### WHAT YOU NEED TO DO:
When a line below contains the string "true", show that line.

(Entries from a dataset of interfaces)
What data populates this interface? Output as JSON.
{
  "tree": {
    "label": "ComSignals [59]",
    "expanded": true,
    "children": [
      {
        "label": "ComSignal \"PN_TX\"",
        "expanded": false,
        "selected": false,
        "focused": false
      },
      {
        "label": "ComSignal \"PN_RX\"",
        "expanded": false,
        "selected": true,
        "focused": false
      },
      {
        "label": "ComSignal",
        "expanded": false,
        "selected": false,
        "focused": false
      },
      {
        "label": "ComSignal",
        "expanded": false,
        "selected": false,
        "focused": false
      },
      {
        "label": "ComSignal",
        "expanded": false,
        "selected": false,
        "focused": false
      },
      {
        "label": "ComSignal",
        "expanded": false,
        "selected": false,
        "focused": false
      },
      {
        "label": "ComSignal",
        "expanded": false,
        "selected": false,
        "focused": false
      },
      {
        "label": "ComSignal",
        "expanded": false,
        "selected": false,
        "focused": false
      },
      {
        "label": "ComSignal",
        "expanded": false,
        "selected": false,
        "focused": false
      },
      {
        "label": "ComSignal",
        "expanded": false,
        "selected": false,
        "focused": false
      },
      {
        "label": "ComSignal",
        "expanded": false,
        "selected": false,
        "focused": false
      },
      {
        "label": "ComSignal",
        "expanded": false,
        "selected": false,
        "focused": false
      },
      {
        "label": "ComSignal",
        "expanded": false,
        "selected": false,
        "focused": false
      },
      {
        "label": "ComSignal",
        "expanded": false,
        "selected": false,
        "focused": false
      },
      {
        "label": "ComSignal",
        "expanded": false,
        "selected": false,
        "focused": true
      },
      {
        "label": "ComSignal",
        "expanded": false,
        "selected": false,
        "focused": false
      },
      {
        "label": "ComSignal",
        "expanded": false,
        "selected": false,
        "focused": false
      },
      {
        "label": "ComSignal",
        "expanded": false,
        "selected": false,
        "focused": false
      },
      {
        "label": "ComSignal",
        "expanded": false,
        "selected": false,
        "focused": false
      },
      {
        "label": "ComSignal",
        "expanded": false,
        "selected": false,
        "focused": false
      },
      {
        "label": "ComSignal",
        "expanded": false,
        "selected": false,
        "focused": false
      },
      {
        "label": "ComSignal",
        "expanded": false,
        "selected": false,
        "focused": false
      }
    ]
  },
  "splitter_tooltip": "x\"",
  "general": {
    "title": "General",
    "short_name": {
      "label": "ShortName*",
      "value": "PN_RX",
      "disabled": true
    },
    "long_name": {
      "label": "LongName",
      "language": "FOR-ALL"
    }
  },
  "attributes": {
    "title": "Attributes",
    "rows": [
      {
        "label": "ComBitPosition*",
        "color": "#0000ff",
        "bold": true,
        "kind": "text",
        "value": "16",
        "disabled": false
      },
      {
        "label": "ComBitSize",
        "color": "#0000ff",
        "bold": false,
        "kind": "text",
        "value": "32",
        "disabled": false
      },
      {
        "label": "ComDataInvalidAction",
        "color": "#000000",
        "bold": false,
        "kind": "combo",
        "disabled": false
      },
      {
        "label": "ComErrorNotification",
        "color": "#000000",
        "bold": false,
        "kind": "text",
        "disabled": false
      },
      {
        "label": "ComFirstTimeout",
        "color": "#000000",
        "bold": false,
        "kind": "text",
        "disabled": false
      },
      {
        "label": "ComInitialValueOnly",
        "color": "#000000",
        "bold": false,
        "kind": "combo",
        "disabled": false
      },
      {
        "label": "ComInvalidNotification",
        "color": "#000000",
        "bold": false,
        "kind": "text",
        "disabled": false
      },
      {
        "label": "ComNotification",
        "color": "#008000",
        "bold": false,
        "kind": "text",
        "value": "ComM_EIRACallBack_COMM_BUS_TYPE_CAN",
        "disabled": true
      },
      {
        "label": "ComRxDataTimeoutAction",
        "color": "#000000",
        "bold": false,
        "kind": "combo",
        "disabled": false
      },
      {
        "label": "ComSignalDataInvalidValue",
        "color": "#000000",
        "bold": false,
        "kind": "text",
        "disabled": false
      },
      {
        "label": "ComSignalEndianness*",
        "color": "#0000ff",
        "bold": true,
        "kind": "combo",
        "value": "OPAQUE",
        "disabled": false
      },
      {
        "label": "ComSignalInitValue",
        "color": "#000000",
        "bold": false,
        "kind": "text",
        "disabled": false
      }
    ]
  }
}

### ANSWER TO THE PROBLEM:
    "expanded": true,
        "selected": true,
        "focused": true
      "disabled": true
        "bold": true,
        "disabled": true
        "bold": true,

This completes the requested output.